The release of the 10-minute version of Swift’s “All Too Well” has received major attention and seems to be the biggest hit on the album. Back in 2012, Swift released her song “All Too Well” in her original “Red” album, which was 5 minutes and 28 seconds long. However, Swift clarifies that the 10-minute version of “All Too Well” is how she originally wrote it back in 2012, but then cut out some parts when she released it in the original “Red” album (nme.com). In addition to releasing the full 10-minute version in all its glory, with never heard before parts, Swift directed a short film to go with the song. “All Too Well: The Short Film” stars Sadie Sink and Dylan O’Brien, and currently, as of November 28, 2021, is Youtube’s #1 on trending for music. In only 2 weeks, “All Too Well: The Short Film” has already received 49 million views on Youtube. It is fair to say that Swift has struck her listeners in the heart with this 10-minute version, and the pain she experienced at the time from her heartbreak is felt by her fans all too well. With all deep and touching music comes a backstory, and Swifties were not hesitant in connecting the dots of “All Too Well (10 Minute Version) (Taylor’s Version) (From The Vault)” to Swift’s 3-month relationship with actor Jake Gyllenhaal. 

Its vulnerable lyrics and various musical styles allow the listener to experience the wide range of emotions following heartbreak.”

— Sarah Doblibennani

When looking at the album as a whole, “Red (Taylor’s Version)” truly reflects Swift as an artist and showcases her talented voice and songwriting skills. For the OG Swifties, this album takes them down memory lane reminiscing on Swift’s old flames and giving them a feeling of nostalgia. From a musical standpoint, Swift’s light, sweet, yet powerful voice is heard in every track, and the music accompanying her does not diminish her voice but enhances it with textures and layers. It is because of pure talent that Swift is able to convey different messages in each of her songs. Throughout the album, Swift takes the listener on a rollercoaster of emotions.
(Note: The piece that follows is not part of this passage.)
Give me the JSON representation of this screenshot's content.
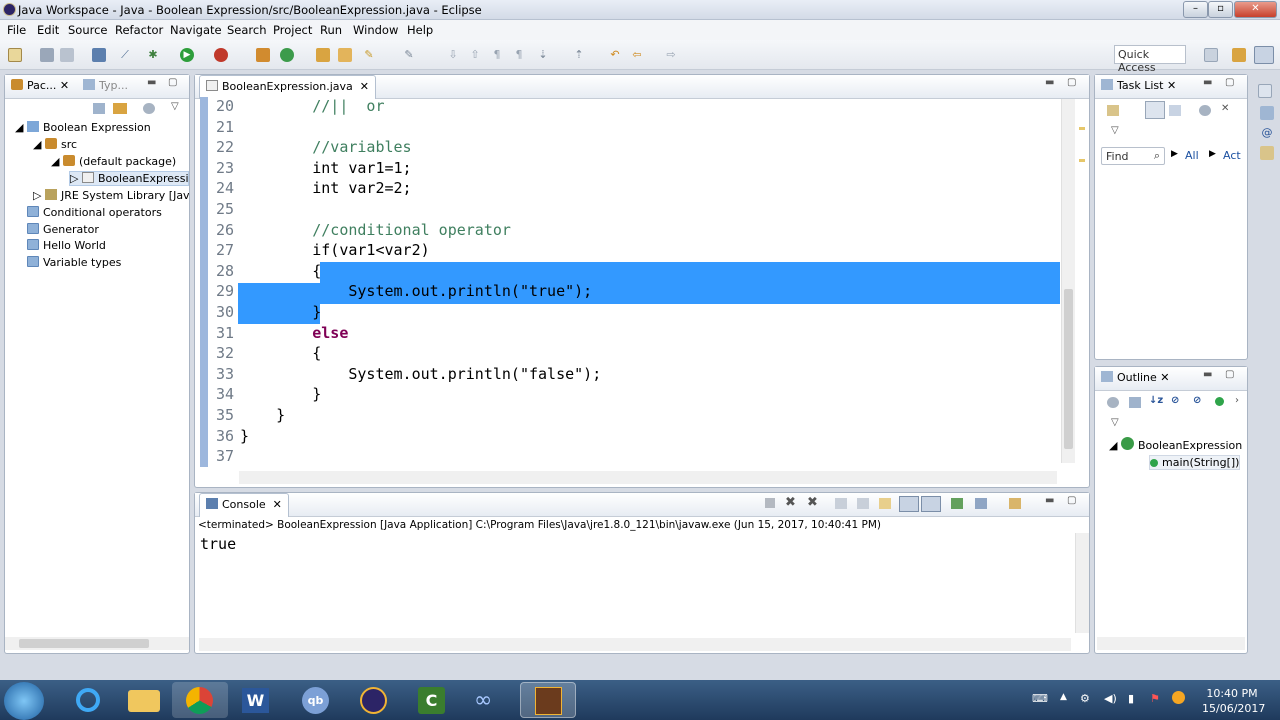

There will be songs in the album where Swift enables the listener to feel the gut-wrenching pain of heartbreak yet is able to leave them feeling 22 in another. Likewise, many Swifties on campus agree that Swift is a musical genius. Sarah Doblibennani (10) claims that the album “is the best musical creation by a human being. Its vulnerable lyrics and various musical styles allow the listener to experience the wide range of emotions following heartbreak.”

So, is there really a difference between the original album “Red” and “Red (Taylor’s Version)”? There are not many major changes, especially not in the lyrics of the songs that were already on the original album. However, there may be subtle differences in the background music or instrument that can be heard if compared closely. This shows Swift’s desire for her songs to stay true to the original. Of course, the major difference between the two albums is the addition of “new” songs, technically songs that didn’t make it onto the original album, that are now on “Red (Taylor’s Version)”. For example, 9 songs are “From The Vault”, including “Babe (Taylor’s Version) (From The Vault)” which was cut from the original “Red” album and given to the country music duo, Sugarland (taylorswiftswitzerland.com). The new album also features artists on her “From The Vault” songs, such as Phoebe Bridgers on the song “Nothing New (Taylor’s Version) (From The Vault)”, Chris Stapleton on “I Bet You Think About Me (Taylor’s Version)”, and Ed Sheeran on “Run (Taylor’s Version) (From The Vault)”. Not only is it exciting to see Swift working with artists on her new songs, but it is also nostalgic to see that she was able to rerecord the songs that had features with the original artist. Once again but about 9 years later, Gary Lightbody is featured on “The Last Time (Taylor’s Version)” and Ed Sheeran on “Everything Has Changed (Taylor’s Version)”.

Overall, this album is like a potion that makes people fall in love with Taylor Swift all over again. Taylor Swift has already blessed everyone’s ears with her music, and there is no doubt that she will continue to do so in her future albums.